### What the exercise asks
Quote every line of the data below as it stands, omitting pictures.

[[ Recorded information open ]]

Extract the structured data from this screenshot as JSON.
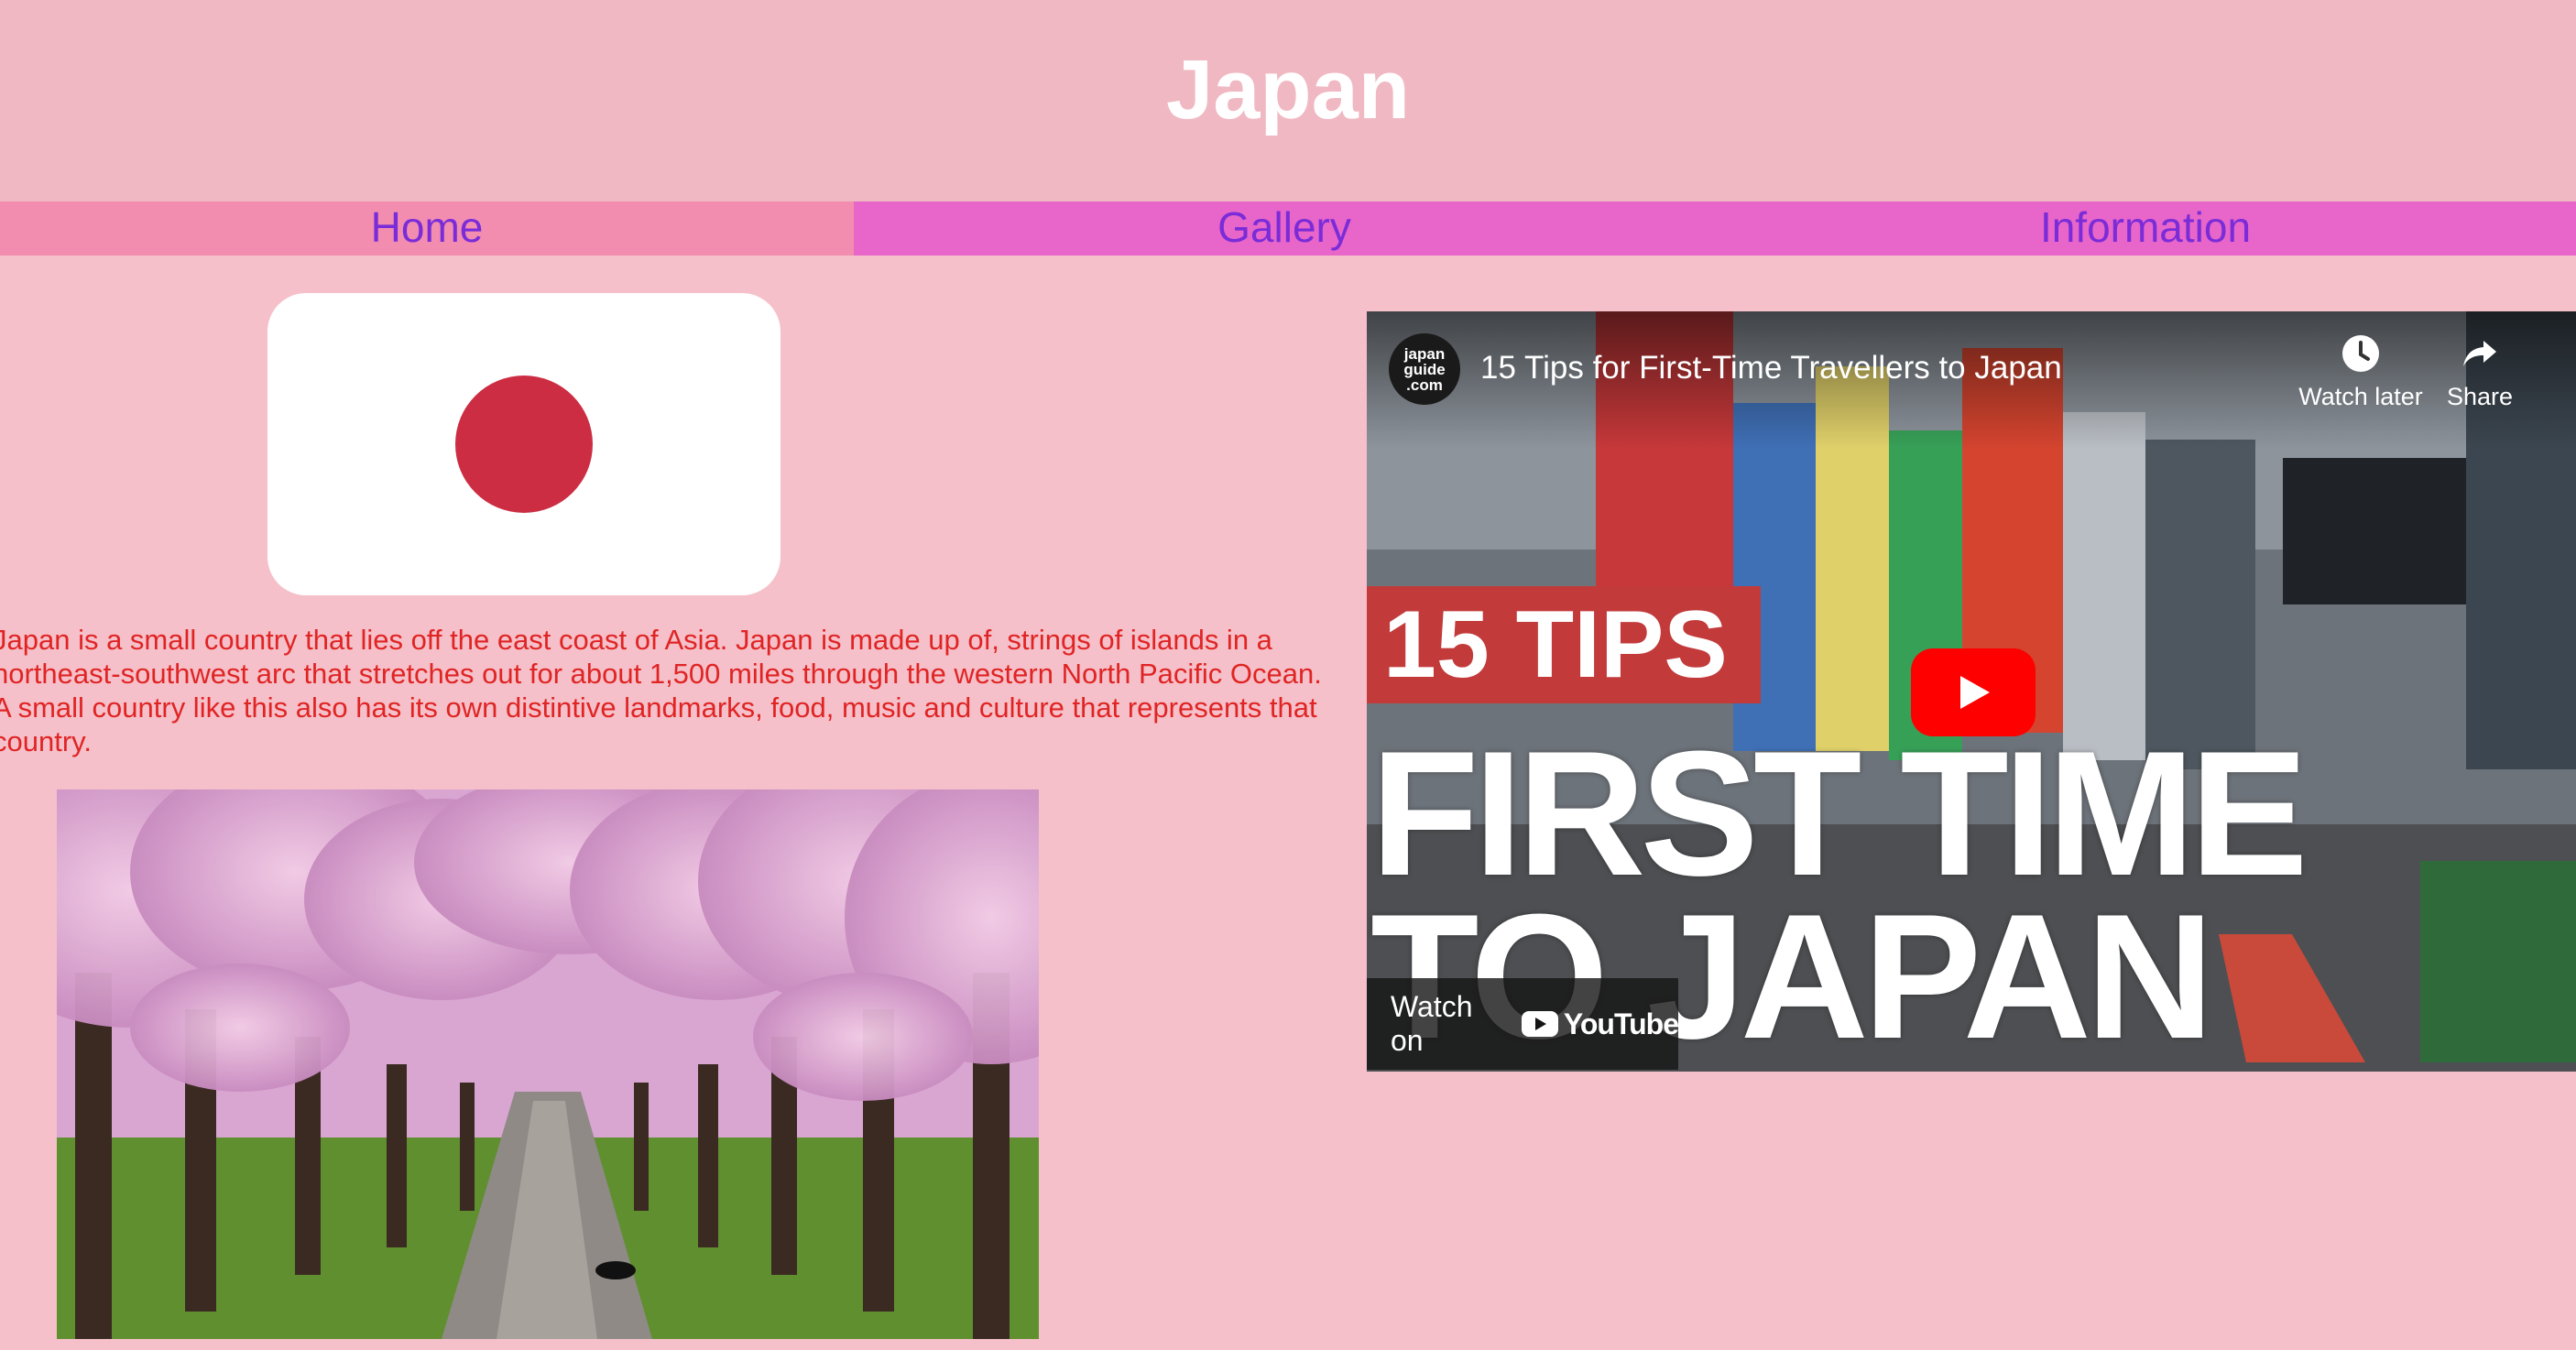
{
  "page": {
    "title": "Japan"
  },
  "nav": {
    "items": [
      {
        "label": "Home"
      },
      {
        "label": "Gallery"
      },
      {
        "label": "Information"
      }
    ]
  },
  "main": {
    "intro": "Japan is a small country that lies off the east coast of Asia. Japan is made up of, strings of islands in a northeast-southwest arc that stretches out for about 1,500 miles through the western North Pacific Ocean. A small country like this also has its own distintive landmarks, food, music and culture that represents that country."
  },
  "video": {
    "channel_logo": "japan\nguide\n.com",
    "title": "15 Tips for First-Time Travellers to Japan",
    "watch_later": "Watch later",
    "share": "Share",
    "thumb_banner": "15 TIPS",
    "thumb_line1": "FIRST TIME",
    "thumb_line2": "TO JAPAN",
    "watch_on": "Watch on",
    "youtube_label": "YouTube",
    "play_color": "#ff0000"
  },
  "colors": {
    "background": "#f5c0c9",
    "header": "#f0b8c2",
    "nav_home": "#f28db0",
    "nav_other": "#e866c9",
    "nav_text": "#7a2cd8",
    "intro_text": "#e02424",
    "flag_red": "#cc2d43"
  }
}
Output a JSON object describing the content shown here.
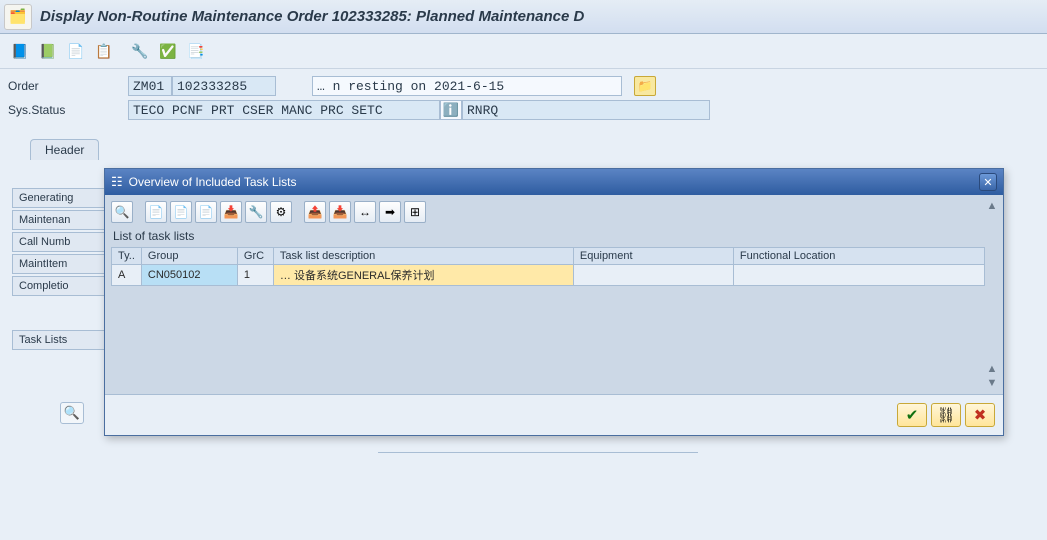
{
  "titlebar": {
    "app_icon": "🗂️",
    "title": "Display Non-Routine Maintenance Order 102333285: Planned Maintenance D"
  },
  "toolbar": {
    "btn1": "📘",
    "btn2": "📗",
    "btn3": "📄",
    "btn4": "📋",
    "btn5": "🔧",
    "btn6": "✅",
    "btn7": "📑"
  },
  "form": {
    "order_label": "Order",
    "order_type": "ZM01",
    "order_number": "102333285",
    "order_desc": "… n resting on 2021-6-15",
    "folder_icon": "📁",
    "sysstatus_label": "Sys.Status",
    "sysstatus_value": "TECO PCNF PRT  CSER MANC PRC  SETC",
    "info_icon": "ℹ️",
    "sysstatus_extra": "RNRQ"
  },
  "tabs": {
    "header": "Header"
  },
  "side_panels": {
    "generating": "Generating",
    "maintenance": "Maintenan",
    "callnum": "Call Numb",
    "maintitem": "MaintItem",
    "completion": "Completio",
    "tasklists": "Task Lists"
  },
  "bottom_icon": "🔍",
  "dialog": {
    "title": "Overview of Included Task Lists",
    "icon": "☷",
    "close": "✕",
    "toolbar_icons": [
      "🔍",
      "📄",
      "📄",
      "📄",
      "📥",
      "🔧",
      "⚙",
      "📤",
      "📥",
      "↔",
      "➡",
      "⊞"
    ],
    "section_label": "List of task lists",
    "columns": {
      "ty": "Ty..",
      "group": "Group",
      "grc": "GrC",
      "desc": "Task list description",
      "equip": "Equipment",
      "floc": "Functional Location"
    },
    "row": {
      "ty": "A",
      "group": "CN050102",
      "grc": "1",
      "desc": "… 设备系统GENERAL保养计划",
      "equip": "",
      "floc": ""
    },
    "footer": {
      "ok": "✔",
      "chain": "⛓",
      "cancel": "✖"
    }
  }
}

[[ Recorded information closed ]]

### Response
Extract the structured data from this screenshot as JSON.
{
  "page": {
    "title": "Japan"
  },
  "nav": {
    "items": [
      {
        "label": "Home"
      },
      {
        "label": "Gallery"
      },
      {
        "label": "Information"
      }
    ]
  },
  "main": {
    "intro": "Japan is a small country that lies off the east coast of Asia. Japan is made up of, strings of islands in a northeast-southwest arc that stretches out for about 1,500 miles through the western North Pacific Ocean. A small country like this also has its own distintive landmarks, food, music and culture that represents that country."
  },
  "video": {
    "channel_logo": "japan\nguide\n.com",
    "title": "15 Tips for First-Time Travellers to Japan",
    "watch_later": "Watch later",
    "share": "Share",
    "thumb_banner": "15 TIPS",
    "thumb_line1": "FIRST TIME",
    "thumb_line2": "TO JAPAN",
    "watch_on": "Watch on",
    "youtube_label": "YouTube",
    "play_color": "#ff0000"
  },
  "colors": {
    "background": "#f5c0c9",
    "header": "#f0b8c2",
    "nav_home": "#f28db0",
    "nav_other": "#e866c9",
    "nav_text": "#7a2cd8",
    "intro_text": "#e02424",
    "flag_red": "#cc2d43"
  }
}
Output a JSON object describing the content shown here.
{
  "titlebar": {
    "app_icon": "🗂️",
    "title": "Display Non-Routine Maintenance Order 102333285: Planned Maintenance D"
  },
  "toolbar": {
    "btn1": "📘",
    "btn2": "📗",
    "btn3": "📄",
    "btn4": "📋",
    "btn5": "🔧",
    "btn6": "✅",
    "btn7": "📑"
  },
  "form": {
    "order_label": "Order",
    "order_type": "ZM01",
    "order_number": "102333285",
    "order_desc": "… n resting on 2021-6-15",
    "folder_icon": "📁",
    "sysstatus_label": "Sys.Status",
    "sysstatus_value": "TECO PCNF PRT  CSER MANC PRC  SETC",
    "info_icon": "ℹ️",
    "sysstatus_extra": "RNRQ"
  },
  "tabs": {
    "header": "Header"
  },
  "side_panels": {
    "generating": "Generating",
    "maintenance": "Maintenan",
    "callnum": "Call Numb",
    "maintitem": "MaintItem",
    "completion": "Completio",
    "tasklists": "Task Lists"
  },
  "bottom_icon": "🔍",
  "dialog": {
    "title": "Overview of Included Task Lists",
    "icon": "☷",
    "close": "✕",
    "toolbar_icons": [
      "🔍",
      "📄",
      "📄",
      "📄",
      "📥",
      "🔧",
      "⚙",
      "📤",
      "📥",
      "↔",
      "➡",
      "⊞"
    ],
    "section_label": "List of task lists",
    "columns": {
      "ty": "Ty..",
      "group": "Group",
      "grc": "GrC",
      "desc": "Task list description",
      "equip": "Equipment",
      "floc": "Functional Location"
    },
    "row": {
      "ty": "A",
      "group": "CN050102",
      "grc": "1",
      "desc": "… 设备系统GENERAL保养计划",
      "equip": "",
      "floc": ""
    },
    "footer": {
      "ok": "✔",
      "chain": "⛓",
      "cancel": "✖"
    }
  }
}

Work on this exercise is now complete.